**WHAT TO PRODUCE:**
What lines in the entries hold the string "JSON"? List them.

Dataset rows for apps and sites:
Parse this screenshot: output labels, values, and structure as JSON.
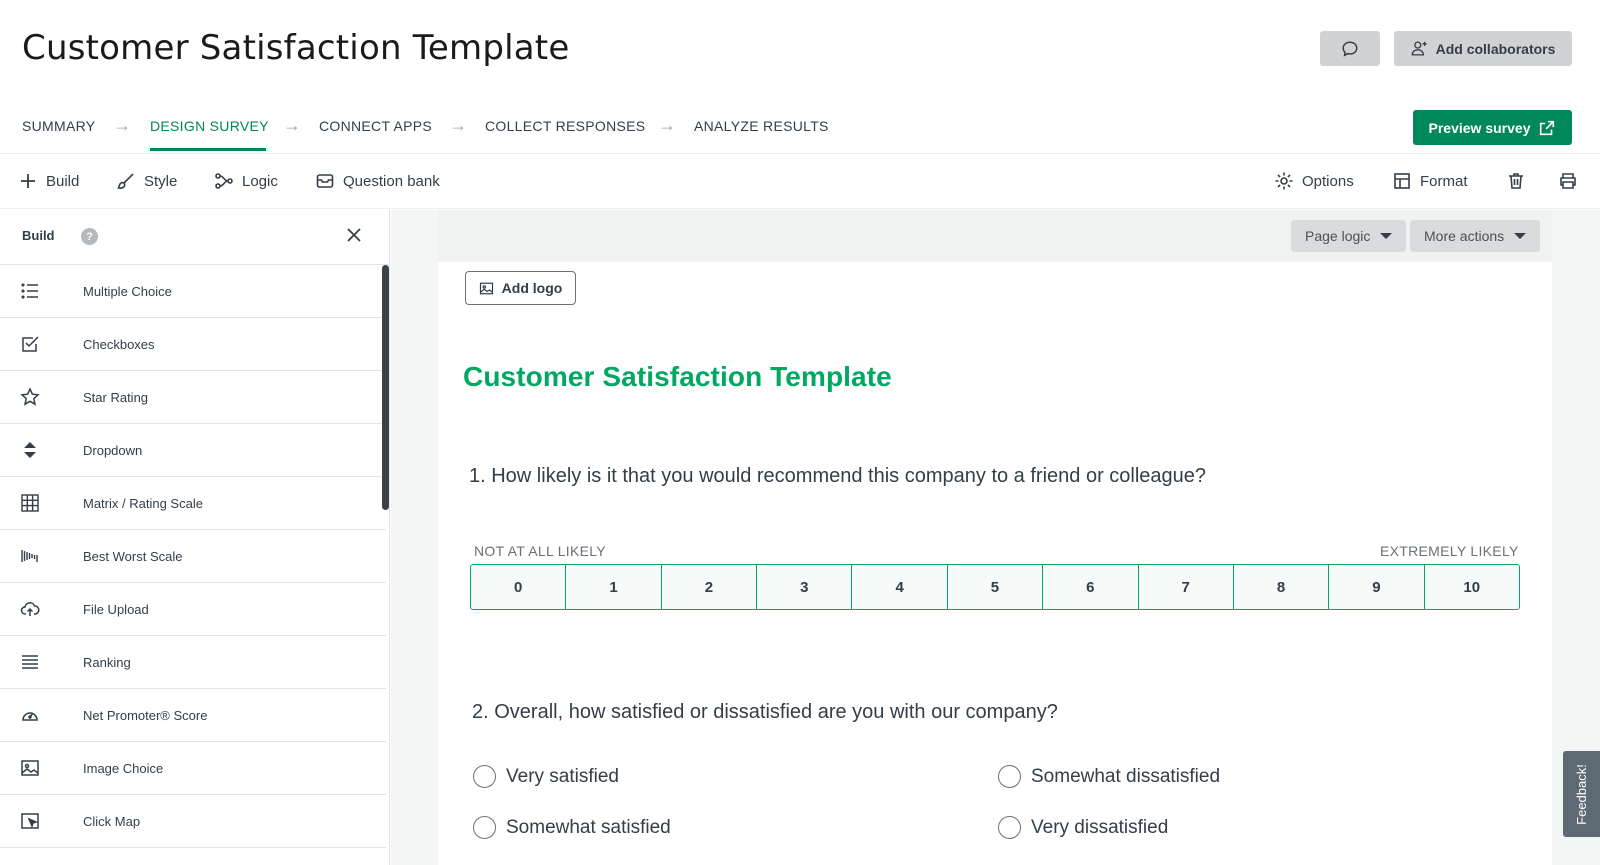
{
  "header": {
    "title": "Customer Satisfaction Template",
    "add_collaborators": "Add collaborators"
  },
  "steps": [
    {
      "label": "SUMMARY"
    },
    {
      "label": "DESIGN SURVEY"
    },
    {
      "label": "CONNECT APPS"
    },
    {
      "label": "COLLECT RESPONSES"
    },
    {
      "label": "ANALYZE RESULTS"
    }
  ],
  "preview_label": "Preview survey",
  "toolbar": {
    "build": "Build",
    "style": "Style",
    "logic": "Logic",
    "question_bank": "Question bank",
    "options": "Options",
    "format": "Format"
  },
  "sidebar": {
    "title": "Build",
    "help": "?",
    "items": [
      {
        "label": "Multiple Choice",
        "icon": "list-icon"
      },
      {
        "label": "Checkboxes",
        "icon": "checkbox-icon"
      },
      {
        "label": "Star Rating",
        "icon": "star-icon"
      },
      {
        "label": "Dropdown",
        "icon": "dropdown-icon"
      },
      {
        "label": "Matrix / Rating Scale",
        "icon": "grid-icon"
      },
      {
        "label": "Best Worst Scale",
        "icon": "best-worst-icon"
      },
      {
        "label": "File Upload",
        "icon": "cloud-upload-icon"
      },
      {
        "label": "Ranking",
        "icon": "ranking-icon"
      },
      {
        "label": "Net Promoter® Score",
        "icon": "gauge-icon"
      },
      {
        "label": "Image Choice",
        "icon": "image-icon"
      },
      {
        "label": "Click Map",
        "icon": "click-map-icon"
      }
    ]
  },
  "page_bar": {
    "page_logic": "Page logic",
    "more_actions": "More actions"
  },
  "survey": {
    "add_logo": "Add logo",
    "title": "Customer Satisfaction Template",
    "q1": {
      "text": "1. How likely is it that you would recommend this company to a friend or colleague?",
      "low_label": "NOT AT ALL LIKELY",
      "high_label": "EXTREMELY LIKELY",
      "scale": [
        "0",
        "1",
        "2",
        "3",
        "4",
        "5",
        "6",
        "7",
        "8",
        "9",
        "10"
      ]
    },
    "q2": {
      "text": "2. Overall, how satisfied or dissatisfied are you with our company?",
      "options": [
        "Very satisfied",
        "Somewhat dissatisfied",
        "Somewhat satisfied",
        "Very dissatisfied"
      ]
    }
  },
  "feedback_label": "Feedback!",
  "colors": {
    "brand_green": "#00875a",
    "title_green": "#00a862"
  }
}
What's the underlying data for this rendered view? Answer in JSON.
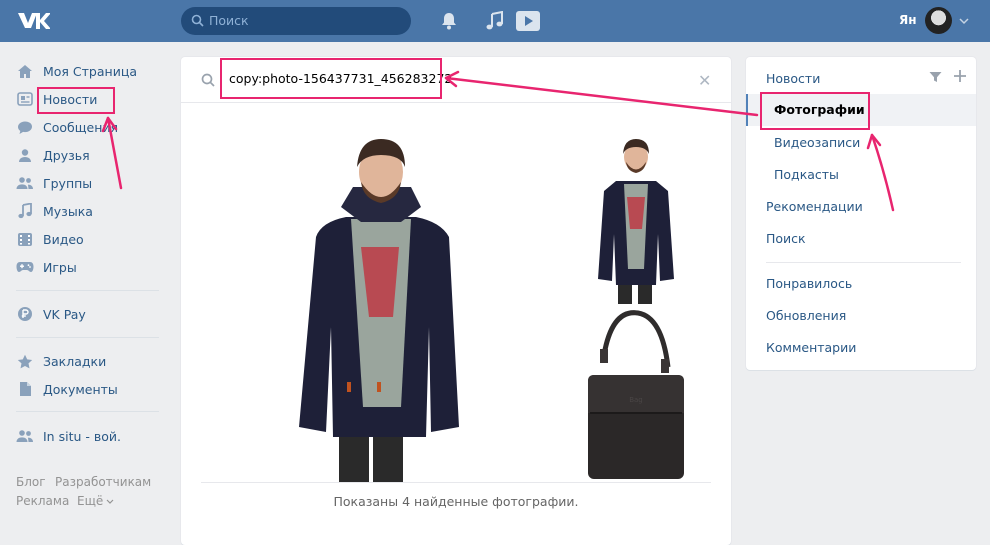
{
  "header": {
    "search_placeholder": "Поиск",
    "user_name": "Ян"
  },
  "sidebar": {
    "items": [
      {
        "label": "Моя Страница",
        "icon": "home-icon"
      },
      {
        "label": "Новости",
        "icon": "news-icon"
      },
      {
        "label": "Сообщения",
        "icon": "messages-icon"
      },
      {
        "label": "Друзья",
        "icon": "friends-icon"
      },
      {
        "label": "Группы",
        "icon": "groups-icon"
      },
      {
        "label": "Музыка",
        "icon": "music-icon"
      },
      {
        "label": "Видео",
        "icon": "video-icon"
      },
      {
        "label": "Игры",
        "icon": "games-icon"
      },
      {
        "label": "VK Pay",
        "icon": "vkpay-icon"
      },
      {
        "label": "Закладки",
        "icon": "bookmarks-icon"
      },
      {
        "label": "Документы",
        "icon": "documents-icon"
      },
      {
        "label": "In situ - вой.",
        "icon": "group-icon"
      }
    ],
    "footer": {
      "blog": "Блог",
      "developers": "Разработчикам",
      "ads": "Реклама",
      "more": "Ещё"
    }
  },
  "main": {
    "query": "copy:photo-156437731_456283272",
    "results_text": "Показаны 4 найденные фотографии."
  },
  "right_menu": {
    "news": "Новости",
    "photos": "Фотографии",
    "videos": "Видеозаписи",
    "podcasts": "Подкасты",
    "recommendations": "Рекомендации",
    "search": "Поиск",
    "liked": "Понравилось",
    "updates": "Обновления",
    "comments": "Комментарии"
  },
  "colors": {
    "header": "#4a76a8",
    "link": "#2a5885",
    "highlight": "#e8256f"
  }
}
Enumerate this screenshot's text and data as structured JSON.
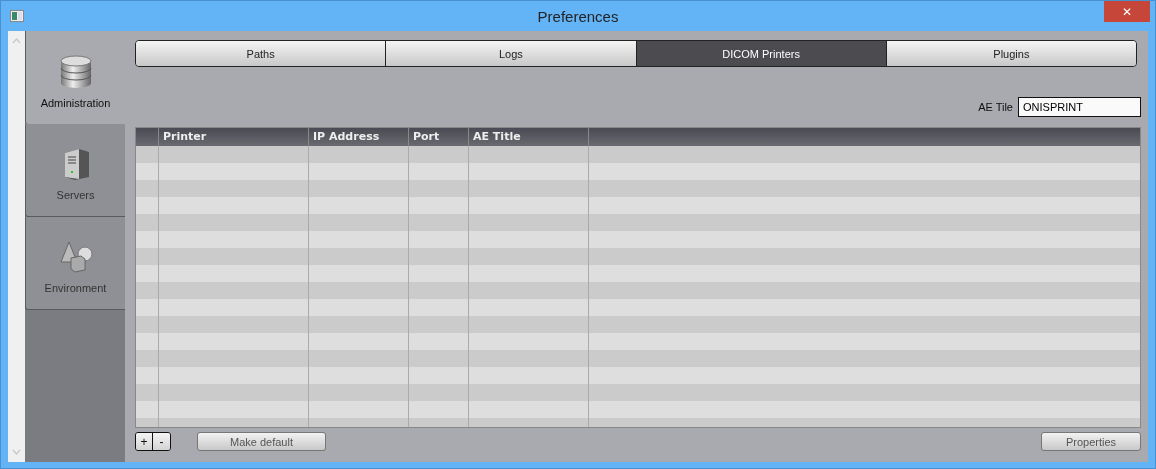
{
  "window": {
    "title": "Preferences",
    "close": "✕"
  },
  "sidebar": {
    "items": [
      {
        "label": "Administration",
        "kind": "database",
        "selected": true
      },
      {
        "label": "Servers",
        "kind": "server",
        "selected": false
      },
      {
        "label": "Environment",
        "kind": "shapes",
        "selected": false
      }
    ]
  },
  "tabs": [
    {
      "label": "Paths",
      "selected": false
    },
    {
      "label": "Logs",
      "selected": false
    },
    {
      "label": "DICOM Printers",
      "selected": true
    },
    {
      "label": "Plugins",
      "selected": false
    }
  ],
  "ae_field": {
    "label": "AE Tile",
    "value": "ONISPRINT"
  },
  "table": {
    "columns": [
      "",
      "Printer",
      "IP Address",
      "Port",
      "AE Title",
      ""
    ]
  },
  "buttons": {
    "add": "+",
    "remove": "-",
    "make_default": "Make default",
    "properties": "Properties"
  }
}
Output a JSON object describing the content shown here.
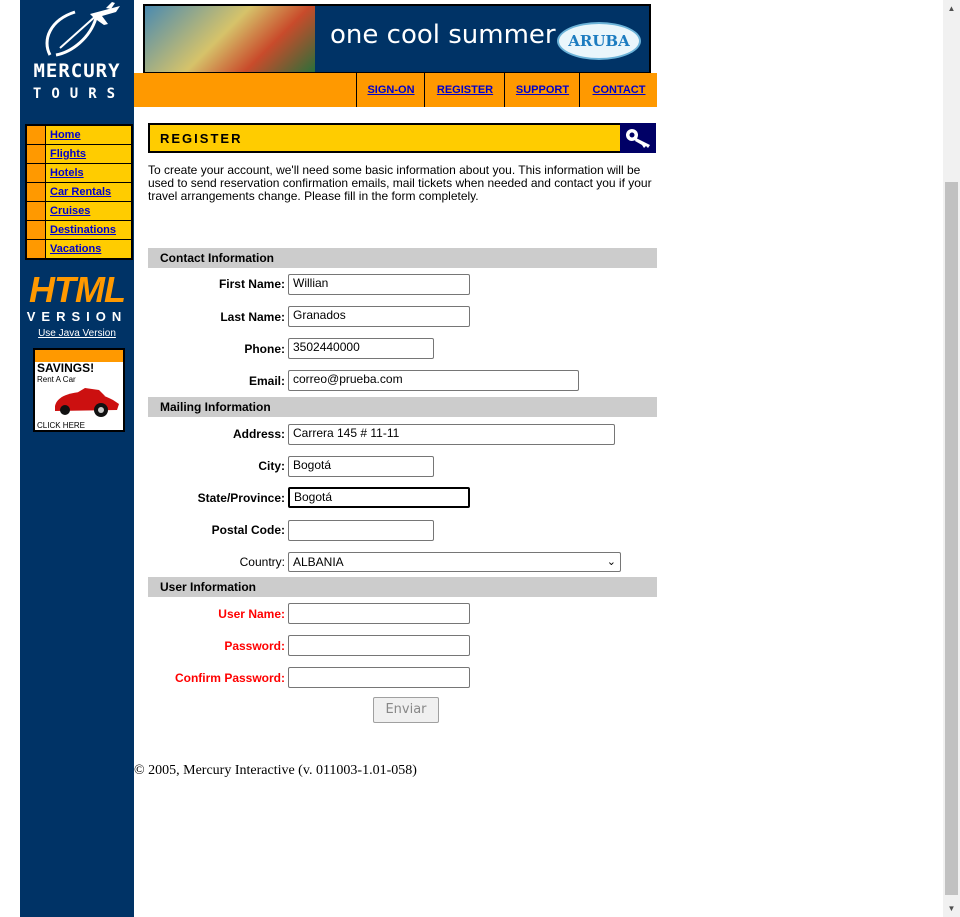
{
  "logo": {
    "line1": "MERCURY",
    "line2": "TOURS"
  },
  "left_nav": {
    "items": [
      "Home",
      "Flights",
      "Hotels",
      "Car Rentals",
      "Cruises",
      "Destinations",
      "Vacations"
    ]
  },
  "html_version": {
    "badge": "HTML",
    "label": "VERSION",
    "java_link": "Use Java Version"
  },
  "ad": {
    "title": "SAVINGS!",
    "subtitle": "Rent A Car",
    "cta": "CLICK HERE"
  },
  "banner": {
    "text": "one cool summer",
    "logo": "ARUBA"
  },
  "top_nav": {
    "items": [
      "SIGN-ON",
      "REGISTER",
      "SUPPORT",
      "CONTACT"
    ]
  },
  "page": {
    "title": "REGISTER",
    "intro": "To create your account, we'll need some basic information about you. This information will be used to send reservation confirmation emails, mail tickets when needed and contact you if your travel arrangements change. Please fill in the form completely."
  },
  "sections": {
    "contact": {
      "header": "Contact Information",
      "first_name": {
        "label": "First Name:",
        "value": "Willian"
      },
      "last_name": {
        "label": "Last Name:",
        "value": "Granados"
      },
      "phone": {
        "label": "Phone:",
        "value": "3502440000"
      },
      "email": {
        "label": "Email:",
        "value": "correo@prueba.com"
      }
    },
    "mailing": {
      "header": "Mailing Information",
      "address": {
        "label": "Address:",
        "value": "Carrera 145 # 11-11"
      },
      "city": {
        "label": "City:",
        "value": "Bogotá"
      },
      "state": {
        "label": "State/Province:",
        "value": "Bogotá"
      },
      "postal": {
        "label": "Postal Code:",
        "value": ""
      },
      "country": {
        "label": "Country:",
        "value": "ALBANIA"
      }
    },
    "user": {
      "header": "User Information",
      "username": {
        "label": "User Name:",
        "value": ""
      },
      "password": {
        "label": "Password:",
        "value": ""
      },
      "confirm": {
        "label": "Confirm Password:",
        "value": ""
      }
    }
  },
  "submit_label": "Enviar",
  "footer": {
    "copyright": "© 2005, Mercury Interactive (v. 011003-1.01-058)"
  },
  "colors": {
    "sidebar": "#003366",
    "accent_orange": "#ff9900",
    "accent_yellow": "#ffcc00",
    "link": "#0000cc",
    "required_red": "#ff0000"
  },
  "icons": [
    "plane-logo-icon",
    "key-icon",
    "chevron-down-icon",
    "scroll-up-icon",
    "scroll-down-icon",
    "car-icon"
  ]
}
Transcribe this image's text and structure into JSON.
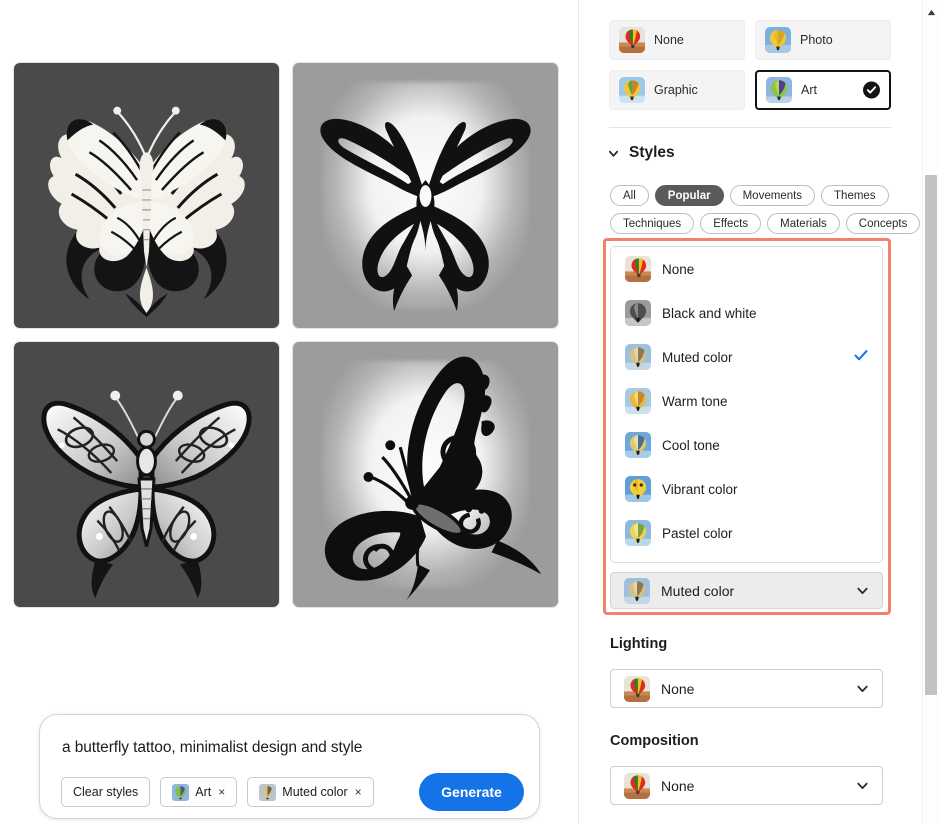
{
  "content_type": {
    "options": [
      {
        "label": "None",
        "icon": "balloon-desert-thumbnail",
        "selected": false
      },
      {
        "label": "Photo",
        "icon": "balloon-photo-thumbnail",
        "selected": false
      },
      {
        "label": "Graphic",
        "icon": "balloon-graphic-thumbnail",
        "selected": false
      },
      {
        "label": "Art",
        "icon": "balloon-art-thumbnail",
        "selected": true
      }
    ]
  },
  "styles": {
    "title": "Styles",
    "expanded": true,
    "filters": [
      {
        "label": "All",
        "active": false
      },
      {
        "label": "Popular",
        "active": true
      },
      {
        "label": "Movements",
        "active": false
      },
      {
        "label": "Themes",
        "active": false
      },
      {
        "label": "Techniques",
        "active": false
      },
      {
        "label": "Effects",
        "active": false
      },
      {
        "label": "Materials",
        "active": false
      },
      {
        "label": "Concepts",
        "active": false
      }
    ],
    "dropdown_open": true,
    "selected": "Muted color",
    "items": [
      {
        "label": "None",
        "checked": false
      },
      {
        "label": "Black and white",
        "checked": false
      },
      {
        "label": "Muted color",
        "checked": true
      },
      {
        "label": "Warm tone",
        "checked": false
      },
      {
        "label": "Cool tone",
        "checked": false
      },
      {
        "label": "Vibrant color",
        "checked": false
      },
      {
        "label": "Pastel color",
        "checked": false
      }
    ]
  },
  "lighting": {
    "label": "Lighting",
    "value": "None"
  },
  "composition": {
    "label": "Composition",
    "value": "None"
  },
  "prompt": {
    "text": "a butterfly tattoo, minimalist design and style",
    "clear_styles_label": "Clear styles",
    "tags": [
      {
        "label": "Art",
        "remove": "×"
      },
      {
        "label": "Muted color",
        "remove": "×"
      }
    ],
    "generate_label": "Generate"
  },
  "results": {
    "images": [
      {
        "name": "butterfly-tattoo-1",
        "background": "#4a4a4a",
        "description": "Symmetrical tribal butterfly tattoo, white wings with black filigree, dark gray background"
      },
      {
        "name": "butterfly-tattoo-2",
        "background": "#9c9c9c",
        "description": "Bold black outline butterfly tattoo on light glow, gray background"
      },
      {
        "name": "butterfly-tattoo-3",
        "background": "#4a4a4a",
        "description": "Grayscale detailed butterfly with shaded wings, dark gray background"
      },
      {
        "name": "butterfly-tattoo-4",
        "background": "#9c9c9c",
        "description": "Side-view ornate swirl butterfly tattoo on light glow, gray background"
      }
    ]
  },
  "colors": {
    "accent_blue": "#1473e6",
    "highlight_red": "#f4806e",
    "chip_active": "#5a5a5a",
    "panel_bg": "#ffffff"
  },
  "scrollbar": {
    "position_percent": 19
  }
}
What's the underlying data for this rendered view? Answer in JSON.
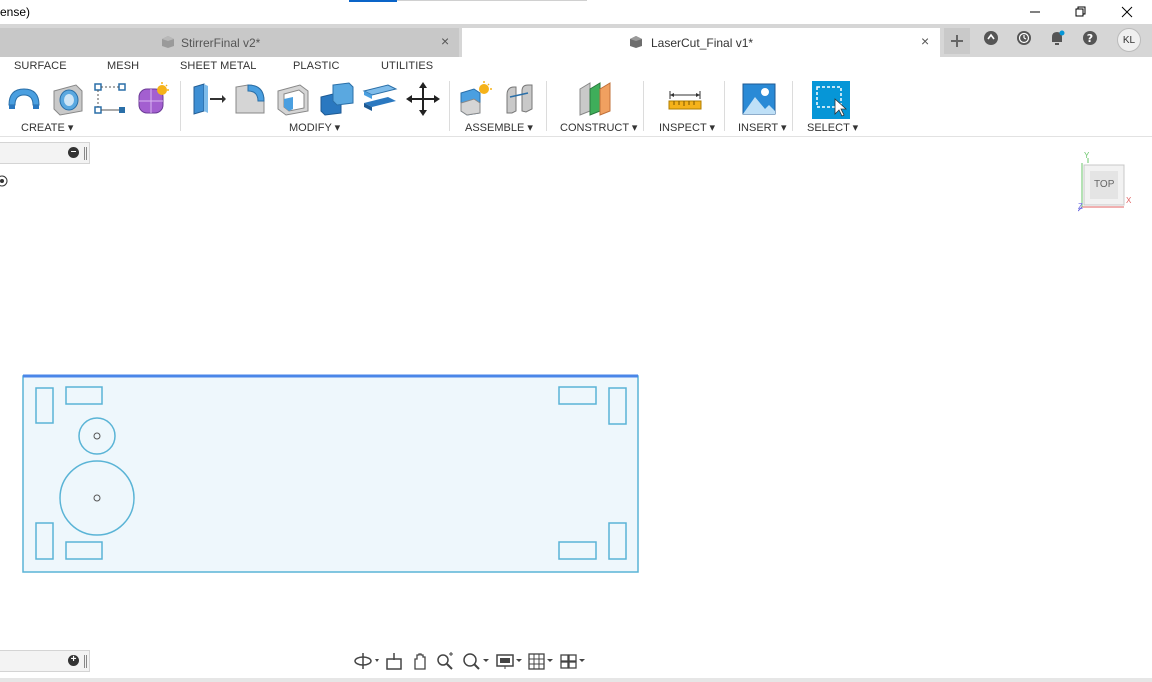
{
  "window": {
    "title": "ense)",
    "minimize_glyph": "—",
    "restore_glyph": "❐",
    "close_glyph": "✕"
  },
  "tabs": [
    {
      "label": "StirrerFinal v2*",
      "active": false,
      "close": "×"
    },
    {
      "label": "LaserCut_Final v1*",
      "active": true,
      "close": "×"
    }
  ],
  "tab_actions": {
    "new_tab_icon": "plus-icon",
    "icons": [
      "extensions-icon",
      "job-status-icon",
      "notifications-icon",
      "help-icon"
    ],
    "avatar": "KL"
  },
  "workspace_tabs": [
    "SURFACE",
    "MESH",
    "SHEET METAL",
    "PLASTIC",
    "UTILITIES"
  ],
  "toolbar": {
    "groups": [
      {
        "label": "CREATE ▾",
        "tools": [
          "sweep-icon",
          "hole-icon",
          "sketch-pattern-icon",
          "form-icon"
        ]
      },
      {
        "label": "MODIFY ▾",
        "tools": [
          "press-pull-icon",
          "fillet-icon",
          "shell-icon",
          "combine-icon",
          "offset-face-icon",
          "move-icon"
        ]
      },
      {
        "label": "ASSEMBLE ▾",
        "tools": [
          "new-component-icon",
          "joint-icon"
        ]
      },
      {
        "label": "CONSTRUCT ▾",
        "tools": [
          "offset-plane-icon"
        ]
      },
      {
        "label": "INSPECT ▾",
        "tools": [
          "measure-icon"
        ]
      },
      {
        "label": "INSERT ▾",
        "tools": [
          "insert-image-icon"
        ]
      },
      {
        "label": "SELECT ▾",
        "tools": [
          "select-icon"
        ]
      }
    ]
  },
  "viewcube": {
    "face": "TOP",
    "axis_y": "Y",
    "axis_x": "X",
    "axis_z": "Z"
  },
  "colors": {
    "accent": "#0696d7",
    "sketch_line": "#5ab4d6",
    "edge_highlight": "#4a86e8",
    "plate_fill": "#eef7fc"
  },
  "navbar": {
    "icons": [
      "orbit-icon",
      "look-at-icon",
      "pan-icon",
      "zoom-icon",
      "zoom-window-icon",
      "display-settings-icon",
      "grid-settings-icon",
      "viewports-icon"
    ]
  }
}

**EXERCISE ANSWER:**
Parse this screenshot: output labels, values, and structure as JSON.
What's the underlying data for this rendered view? Answer in JSON.
Enumerate this screenshot's text and data as structured JSON.
Output a JSON object describing the content shown here.
Transcribe this image's text and structure into JSON.
What's the underlying data for this rendered view? Answer in JSON.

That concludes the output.